Reply solely with the number of lines, in the records underneath, that include the word "Specify".

Entries from a dataset of interfaces:
»»
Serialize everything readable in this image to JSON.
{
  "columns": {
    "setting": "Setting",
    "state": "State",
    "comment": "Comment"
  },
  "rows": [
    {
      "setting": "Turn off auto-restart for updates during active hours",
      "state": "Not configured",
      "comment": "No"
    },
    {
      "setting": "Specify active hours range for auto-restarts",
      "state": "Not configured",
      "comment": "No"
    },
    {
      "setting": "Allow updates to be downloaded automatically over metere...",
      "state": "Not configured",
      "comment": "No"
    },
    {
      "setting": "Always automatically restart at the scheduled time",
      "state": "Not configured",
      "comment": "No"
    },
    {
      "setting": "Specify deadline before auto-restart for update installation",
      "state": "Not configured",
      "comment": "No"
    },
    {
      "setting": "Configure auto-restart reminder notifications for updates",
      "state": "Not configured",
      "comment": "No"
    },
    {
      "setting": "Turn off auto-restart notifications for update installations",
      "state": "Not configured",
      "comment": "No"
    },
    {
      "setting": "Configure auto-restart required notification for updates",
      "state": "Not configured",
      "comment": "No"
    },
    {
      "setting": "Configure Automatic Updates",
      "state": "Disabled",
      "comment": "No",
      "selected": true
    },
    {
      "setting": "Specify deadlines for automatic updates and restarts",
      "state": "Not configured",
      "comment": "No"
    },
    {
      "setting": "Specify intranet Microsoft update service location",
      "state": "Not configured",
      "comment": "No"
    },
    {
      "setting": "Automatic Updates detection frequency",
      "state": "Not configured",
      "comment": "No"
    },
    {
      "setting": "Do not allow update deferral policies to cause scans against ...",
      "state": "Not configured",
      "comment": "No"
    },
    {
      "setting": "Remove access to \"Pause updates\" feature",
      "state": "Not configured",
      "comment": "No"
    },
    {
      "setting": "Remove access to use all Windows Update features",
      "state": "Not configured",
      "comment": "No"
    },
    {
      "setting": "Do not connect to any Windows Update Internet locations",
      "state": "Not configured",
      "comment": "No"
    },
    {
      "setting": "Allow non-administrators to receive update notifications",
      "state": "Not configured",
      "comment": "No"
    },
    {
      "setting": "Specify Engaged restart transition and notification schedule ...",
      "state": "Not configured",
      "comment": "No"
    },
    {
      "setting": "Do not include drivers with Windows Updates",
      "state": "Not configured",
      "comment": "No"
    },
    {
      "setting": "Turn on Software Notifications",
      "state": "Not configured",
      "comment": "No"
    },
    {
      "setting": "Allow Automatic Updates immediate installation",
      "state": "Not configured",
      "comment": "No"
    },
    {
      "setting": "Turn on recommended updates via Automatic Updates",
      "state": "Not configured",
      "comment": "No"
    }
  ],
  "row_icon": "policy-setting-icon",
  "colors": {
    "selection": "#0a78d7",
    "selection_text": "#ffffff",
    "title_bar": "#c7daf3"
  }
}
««
**Task solution:**
5